_TASK GOAL_
Search each line below for "this", then return the lines where it appears.

_PROVIDED RECORDS_
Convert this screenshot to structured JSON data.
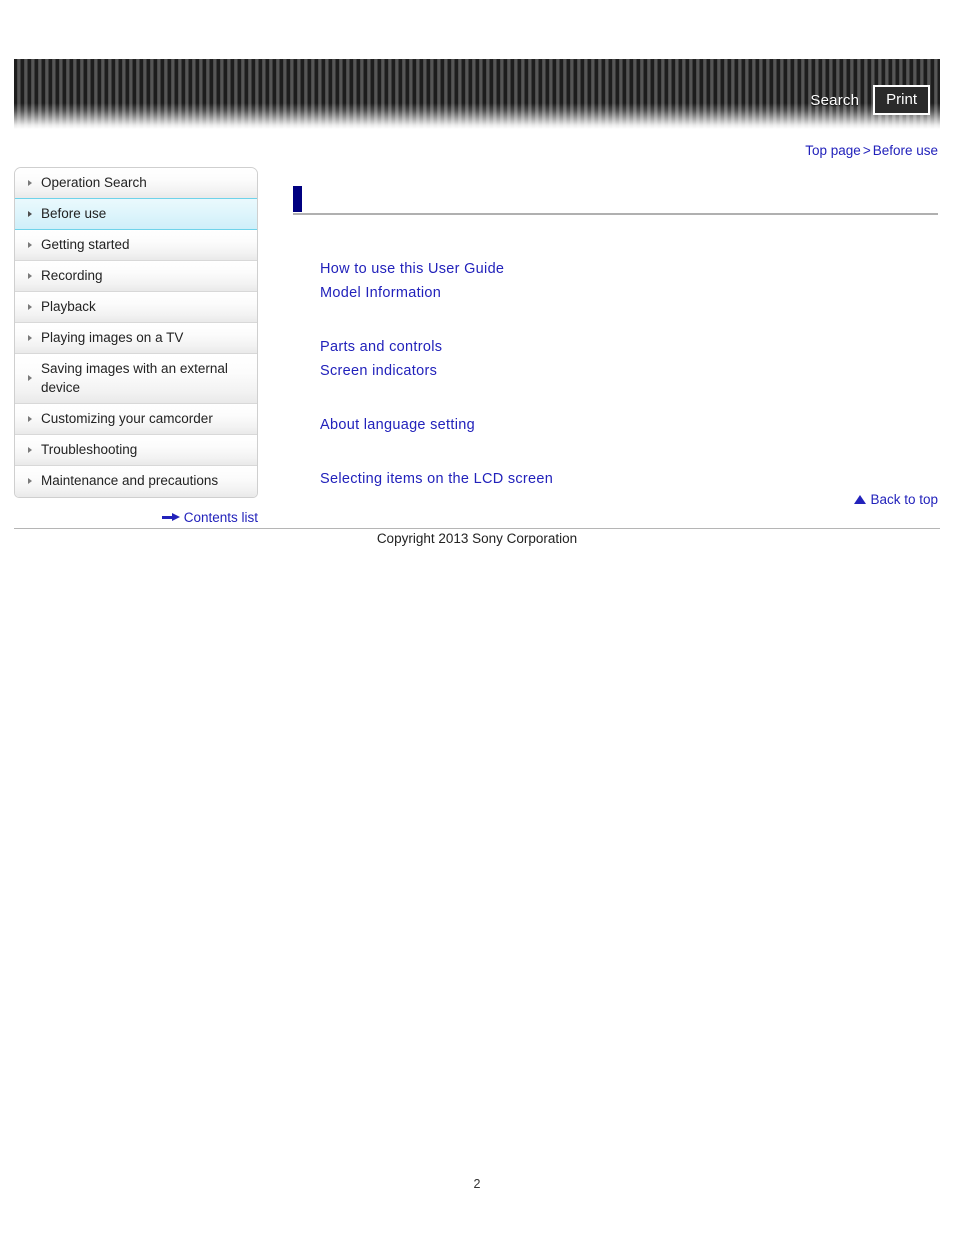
{
  "header": {
    "search_label": "Search",
    "print_label": "Print"
  },
  "breadcrumb": {
    "top_page": "Top page",
    "separator": ">",
    "current": "Before use"
  },
  "sidebar": {
    "items": [
      {
        "label": "Operation Search",
        "selected": false
      },
      {
        "label": "Before use",
        "selected": true
      },
      {
        "label": "Getting started",
        "selected": false
      },
      {
        "label": "Recording",
        "selected": false
      },
      {
        "label": "Playback",
        "selected": false
      },
      {
        "label": "Playing images on a TV",
        "selected": false
      },
      {
        "label": "Saving images with an external device",
        "selected": false
      },
      {
        "label": "Customizing your camcorder",
        "selected": false
      },
      {
        "label": "Troubleshooting",
        "selected": false
      },
      {
        "label": "Maintenance and precautions",
        "selected": false
      }
    ],
    "contents_list_label": "Contents list"
  },
  "main": {
    "heading": "",
    "link_groups": [
      [
        "How to use this User Guide",
        "Model Information"
      ],
      [
        "Parts and controls",
        "Screen indicators"
      ],
      [
        "About language setting"
      ],
      [
        "Selecting items on the LCD screen"
      ]
    ],
    "back_to_top_label": "Back to top"
  },
  "footer": {
    "copyright": "Copyright 2013 Sony Corporation",
    "page_number": "2"
  },
  "colors": {
    "link": "#2222bb",
    "heading_marker": "#000080",
    "selected_item": "#cfeff9"
  }
}
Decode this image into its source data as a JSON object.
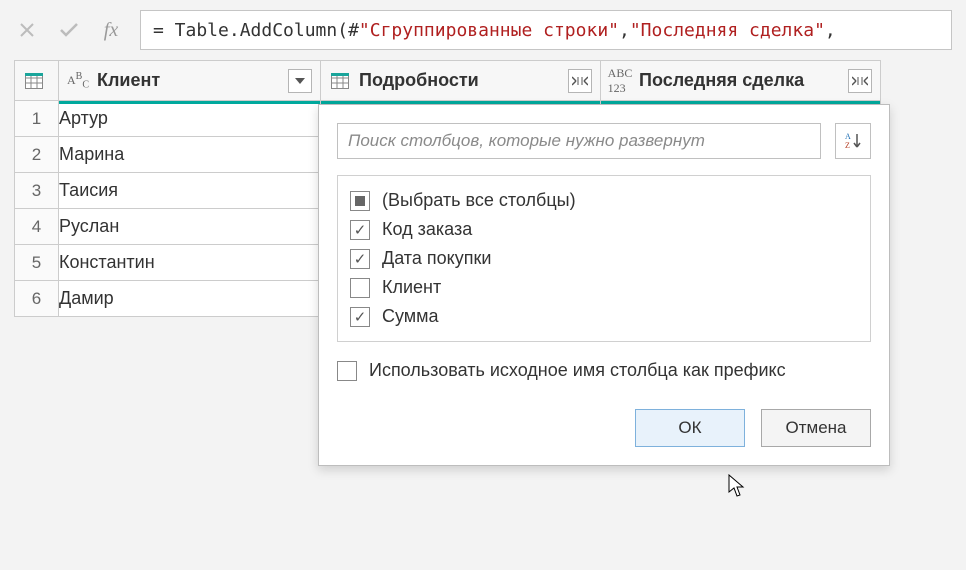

_TASK SOLUTION_
Convert this screenshot to structured JSON data.
        "How to use this User Guide",
Decode this image into its source data as a JSON object.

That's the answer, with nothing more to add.